SUPPLIED MATERIAL:
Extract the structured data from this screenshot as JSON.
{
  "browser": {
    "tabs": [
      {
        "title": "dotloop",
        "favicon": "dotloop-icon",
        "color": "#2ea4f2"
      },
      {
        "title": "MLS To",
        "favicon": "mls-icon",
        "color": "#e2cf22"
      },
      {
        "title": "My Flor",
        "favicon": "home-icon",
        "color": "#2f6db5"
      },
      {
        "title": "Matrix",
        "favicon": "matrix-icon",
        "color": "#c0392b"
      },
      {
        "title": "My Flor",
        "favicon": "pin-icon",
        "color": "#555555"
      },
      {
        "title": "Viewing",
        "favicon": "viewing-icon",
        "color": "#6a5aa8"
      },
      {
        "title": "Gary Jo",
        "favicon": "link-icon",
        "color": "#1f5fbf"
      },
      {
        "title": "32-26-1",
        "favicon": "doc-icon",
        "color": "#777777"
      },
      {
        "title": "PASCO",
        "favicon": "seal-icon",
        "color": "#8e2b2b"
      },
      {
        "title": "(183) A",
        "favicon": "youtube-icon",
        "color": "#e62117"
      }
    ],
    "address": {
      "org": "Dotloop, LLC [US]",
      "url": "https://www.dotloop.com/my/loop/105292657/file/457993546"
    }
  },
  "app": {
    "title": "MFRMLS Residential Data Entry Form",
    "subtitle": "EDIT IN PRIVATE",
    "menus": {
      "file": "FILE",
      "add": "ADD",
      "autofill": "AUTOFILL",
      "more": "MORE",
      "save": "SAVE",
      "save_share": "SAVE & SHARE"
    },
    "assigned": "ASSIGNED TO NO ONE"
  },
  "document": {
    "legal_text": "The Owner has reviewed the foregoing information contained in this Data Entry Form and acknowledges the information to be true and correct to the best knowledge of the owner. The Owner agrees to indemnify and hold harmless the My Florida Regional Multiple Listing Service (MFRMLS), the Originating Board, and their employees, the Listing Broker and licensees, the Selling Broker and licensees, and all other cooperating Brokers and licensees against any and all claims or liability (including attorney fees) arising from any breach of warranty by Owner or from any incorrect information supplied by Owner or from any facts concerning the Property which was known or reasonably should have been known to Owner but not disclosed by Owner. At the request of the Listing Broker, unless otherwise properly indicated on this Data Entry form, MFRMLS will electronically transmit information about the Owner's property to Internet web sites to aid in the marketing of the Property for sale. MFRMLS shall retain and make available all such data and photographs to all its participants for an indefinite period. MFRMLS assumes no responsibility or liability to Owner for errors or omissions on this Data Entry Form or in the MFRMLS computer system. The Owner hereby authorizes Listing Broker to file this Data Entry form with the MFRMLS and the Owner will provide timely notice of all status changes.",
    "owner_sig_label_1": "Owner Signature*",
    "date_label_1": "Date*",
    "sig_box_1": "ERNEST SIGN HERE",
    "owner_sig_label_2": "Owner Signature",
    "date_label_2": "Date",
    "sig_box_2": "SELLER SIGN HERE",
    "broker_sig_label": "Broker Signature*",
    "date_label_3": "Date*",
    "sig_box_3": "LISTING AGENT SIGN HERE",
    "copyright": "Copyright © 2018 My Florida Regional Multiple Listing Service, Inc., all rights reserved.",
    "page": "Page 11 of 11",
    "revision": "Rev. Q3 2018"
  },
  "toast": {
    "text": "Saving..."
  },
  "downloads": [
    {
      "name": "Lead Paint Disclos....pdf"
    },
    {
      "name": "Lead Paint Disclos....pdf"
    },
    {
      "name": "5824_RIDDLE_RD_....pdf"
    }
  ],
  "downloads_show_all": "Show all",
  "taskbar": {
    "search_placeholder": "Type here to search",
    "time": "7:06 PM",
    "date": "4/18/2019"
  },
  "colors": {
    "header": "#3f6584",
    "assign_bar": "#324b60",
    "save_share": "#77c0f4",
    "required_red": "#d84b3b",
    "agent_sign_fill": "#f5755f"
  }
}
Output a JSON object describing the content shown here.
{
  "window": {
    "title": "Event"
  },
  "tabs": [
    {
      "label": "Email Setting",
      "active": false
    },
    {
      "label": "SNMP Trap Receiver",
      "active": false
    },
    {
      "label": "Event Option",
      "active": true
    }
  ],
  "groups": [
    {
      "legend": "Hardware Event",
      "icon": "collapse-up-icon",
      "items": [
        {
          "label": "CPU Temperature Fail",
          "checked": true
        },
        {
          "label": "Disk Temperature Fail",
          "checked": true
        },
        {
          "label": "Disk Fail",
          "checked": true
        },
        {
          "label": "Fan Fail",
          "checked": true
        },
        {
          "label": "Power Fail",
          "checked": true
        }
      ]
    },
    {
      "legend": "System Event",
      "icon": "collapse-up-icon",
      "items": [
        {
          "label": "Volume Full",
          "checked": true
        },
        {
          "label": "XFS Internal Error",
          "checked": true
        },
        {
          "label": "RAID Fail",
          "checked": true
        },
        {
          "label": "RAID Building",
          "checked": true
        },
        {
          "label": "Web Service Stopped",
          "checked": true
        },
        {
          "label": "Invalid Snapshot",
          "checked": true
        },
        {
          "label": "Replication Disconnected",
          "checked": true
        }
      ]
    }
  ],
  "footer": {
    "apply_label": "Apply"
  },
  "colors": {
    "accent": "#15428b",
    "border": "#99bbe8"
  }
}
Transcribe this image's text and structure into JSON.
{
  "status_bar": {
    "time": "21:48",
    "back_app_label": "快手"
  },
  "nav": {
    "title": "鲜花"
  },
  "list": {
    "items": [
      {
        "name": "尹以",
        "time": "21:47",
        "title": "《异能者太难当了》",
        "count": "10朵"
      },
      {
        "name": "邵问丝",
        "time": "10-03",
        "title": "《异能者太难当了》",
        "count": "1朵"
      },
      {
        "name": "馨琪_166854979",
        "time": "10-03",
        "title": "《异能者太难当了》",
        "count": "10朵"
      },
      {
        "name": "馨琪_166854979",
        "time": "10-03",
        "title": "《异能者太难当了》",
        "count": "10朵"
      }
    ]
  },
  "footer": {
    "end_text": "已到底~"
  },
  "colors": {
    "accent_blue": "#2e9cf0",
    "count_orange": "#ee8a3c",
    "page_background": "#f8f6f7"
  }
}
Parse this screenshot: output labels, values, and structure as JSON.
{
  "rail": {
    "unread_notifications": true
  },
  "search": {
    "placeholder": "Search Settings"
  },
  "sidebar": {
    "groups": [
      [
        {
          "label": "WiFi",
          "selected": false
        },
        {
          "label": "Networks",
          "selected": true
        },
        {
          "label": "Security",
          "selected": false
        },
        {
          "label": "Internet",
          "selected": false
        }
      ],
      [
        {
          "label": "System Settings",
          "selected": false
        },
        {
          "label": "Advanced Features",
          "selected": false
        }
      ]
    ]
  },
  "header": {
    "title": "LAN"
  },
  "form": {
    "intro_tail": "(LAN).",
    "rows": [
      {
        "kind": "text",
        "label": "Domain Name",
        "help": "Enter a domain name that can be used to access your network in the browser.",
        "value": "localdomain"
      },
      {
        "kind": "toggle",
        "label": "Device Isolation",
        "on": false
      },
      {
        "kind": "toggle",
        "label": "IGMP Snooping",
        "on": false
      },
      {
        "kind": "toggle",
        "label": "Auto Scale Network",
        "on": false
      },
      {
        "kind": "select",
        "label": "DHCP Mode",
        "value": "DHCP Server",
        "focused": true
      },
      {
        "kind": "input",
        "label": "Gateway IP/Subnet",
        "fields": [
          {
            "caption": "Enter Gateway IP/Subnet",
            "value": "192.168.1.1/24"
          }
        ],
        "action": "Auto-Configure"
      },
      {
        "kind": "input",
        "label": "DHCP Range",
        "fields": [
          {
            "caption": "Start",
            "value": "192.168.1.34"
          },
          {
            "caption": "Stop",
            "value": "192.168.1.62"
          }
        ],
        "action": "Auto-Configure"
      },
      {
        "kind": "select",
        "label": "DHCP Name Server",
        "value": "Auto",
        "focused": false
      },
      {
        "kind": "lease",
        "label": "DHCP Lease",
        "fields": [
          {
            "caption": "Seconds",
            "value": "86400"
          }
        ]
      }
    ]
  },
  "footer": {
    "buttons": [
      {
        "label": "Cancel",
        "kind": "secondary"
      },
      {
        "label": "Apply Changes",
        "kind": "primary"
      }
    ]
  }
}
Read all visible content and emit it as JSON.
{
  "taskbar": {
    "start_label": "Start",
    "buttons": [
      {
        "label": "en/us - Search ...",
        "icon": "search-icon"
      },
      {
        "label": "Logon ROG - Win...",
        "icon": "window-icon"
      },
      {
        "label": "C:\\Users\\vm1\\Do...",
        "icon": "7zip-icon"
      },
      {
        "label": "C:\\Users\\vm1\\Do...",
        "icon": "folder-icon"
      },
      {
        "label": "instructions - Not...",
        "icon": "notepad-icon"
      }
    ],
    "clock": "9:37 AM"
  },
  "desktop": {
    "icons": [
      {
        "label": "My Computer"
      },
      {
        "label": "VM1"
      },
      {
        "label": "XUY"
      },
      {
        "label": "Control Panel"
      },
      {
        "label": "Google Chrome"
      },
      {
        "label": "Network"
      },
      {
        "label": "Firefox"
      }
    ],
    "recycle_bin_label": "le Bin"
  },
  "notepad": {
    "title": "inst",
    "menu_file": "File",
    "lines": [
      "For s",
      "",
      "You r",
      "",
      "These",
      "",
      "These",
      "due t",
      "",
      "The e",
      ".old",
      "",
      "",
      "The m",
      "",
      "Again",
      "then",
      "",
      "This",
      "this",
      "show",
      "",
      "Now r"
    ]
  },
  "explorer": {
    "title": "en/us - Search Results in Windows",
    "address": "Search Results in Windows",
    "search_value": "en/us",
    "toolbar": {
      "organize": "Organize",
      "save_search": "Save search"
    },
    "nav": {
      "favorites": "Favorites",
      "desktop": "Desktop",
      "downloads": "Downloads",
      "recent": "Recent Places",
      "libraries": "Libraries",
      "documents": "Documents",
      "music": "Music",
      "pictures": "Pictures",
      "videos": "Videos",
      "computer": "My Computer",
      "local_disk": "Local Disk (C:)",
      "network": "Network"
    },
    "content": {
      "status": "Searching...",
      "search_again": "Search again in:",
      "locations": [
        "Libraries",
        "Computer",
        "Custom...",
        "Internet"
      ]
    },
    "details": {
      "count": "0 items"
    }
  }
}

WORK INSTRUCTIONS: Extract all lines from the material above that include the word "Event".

YOUR SOLUTION:
    "title": "Event"
      "label": "Event Option",
      "legend": "Hardware Event",
      "legend": "System Event",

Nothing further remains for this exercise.